(Data about app and page elements)

--

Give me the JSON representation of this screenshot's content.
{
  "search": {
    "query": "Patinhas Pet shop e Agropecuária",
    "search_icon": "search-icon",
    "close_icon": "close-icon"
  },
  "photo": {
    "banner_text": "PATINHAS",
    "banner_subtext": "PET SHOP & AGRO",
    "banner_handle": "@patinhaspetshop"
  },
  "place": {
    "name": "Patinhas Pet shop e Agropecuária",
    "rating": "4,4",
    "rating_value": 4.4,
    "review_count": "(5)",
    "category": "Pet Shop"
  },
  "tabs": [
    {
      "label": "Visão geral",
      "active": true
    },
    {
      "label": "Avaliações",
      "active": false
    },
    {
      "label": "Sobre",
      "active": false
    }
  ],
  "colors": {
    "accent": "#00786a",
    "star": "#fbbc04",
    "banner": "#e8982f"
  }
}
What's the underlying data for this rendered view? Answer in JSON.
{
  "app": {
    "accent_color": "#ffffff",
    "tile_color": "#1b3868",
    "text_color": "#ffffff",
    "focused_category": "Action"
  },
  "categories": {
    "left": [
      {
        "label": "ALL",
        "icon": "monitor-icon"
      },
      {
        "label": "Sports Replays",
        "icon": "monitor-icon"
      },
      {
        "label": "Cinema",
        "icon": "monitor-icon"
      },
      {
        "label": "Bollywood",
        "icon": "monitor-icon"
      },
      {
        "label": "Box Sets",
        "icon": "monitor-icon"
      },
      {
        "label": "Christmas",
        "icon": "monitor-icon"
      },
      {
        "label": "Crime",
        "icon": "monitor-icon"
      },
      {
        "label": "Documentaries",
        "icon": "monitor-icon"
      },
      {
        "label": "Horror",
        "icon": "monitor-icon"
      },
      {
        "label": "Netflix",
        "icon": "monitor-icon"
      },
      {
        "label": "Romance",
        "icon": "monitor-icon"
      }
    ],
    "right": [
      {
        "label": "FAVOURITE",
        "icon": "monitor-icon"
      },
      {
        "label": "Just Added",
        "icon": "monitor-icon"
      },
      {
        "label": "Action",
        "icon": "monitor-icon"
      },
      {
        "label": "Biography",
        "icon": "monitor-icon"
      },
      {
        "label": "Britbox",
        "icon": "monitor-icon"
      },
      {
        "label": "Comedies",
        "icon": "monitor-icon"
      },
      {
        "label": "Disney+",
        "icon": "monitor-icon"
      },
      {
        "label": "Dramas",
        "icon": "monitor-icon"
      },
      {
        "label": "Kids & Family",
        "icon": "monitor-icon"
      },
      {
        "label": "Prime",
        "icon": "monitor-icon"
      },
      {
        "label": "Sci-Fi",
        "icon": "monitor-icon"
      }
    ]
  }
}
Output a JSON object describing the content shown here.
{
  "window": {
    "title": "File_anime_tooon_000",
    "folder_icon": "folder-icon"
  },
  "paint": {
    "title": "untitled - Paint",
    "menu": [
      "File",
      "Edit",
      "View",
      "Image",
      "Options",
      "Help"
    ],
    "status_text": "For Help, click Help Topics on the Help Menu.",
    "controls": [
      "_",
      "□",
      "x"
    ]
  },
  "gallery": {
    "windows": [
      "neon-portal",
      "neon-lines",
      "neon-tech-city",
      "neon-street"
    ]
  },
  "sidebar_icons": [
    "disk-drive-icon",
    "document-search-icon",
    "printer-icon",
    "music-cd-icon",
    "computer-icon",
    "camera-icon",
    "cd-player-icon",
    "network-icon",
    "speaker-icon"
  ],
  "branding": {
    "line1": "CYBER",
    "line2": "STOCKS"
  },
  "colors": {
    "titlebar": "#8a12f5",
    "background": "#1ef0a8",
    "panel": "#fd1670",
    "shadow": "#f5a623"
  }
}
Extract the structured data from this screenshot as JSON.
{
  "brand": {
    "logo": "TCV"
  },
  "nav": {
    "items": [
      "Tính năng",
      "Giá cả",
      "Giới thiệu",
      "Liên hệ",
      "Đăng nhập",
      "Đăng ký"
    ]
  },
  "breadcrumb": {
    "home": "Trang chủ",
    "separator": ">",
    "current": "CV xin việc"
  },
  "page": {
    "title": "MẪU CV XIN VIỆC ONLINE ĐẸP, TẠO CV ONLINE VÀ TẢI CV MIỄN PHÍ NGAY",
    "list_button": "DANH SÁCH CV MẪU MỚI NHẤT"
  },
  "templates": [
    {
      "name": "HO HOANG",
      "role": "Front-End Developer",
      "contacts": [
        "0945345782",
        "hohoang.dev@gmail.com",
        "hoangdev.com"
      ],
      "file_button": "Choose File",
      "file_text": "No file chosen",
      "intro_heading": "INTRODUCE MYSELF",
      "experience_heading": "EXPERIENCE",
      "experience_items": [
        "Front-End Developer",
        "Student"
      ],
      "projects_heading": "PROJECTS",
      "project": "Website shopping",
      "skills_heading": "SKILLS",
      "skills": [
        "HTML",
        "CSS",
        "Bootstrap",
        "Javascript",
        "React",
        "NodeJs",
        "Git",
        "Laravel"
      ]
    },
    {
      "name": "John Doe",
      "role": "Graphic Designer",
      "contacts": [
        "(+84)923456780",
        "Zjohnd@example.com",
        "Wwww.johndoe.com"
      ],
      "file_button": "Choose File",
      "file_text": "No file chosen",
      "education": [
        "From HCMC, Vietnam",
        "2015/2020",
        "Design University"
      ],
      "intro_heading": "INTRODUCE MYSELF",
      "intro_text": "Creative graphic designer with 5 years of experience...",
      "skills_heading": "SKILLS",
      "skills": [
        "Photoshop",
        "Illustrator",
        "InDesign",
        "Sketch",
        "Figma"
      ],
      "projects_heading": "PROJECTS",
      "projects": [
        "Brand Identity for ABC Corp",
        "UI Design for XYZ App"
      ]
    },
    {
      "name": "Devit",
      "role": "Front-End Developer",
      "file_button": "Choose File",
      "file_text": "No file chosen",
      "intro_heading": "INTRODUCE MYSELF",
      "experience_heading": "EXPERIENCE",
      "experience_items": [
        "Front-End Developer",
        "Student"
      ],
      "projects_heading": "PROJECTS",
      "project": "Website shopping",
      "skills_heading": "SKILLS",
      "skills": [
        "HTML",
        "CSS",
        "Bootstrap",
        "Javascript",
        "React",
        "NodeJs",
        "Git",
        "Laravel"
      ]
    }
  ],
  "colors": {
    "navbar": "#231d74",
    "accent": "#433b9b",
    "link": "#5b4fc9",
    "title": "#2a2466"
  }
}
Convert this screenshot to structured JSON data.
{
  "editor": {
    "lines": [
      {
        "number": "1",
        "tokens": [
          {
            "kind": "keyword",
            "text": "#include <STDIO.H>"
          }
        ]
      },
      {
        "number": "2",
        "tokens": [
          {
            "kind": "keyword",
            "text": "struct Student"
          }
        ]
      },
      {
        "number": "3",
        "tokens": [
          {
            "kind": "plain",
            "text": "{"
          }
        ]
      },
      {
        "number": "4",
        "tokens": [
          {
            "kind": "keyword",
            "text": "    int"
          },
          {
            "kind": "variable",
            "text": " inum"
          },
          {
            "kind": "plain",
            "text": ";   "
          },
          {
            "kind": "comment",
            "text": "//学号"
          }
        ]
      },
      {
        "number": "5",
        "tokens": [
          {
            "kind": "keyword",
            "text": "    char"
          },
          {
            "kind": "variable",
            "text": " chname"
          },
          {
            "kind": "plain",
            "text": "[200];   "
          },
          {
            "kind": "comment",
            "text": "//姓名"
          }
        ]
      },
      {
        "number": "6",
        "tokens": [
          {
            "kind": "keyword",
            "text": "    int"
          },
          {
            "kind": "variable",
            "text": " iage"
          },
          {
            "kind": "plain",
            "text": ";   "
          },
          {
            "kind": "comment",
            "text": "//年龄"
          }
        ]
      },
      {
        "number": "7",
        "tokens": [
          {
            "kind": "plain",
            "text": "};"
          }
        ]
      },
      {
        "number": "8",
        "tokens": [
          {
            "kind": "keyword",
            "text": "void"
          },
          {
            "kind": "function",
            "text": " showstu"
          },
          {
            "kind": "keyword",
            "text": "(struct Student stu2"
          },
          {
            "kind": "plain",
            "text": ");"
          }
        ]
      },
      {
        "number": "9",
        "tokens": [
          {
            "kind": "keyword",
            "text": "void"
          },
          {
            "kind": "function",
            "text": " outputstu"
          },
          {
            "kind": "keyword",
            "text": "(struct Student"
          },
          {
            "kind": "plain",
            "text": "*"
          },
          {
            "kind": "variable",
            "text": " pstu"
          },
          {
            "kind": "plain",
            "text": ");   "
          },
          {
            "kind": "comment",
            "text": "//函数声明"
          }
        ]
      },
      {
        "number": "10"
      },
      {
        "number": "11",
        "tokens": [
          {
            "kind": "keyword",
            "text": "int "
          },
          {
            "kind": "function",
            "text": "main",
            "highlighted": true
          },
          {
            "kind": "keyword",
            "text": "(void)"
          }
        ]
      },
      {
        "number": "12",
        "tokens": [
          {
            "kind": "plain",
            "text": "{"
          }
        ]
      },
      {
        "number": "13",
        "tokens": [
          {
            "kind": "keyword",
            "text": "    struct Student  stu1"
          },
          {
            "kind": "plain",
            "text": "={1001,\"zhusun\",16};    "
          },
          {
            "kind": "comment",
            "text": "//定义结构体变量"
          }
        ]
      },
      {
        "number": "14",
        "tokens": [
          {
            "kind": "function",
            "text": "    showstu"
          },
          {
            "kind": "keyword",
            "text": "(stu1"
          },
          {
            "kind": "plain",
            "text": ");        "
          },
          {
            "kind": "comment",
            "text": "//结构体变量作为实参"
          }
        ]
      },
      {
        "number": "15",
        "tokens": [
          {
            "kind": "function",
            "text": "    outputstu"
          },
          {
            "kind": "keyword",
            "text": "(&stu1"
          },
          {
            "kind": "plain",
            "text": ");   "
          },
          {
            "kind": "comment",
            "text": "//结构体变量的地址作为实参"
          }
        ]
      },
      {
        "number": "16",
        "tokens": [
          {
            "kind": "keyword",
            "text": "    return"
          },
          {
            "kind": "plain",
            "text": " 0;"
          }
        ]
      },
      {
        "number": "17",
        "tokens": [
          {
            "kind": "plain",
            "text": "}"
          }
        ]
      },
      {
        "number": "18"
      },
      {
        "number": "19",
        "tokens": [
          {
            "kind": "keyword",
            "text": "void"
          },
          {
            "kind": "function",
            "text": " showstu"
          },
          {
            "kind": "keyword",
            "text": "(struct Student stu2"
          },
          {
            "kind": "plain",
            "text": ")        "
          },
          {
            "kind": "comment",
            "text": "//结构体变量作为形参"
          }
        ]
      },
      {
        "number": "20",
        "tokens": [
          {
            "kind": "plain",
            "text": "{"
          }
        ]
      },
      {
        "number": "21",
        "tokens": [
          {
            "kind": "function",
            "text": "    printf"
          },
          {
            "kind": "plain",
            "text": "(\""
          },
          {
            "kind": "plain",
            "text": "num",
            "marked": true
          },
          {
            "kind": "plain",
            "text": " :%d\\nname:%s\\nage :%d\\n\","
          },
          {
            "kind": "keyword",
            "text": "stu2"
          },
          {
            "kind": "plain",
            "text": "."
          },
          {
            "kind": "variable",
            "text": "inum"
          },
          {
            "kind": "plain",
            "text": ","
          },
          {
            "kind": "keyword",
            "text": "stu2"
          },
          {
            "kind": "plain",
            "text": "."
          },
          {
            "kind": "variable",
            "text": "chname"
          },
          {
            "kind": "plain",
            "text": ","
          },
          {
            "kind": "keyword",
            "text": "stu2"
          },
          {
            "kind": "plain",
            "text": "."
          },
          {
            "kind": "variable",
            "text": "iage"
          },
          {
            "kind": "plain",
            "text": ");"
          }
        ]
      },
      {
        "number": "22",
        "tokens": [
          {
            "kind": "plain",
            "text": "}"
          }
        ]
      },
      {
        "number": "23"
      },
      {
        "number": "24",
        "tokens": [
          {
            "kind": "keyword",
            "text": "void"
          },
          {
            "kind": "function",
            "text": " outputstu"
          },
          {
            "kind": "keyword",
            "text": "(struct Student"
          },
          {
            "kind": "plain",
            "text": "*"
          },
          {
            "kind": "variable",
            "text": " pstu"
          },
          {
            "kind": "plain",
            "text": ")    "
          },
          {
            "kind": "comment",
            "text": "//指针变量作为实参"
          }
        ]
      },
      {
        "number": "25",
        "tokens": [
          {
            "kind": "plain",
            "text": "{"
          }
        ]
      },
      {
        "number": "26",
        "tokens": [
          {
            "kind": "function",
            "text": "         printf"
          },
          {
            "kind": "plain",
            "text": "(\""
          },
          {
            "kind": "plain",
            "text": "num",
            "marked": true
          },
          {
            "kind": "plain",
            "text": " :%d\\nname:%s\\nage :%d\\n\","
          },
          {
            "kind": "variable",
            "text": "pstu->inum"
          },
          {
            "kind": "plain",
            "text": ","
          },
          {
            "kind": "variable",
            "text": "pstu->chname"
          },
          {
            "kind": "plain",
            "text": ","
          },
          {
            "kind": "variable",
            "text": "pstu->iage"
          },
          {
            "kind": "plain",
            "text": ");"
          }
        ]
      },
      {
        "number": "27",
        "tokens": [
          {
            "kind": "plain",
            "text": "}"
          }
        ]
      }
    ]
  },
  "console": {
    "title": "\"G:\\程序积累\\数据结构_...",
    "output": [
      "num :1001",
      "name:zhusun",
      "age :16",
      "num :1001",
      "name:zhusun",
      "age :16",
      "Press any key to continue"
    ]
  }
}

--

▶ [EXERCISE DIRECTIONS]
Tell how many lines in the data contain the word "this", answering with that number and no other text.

▶ [TASK OUTPUT]
4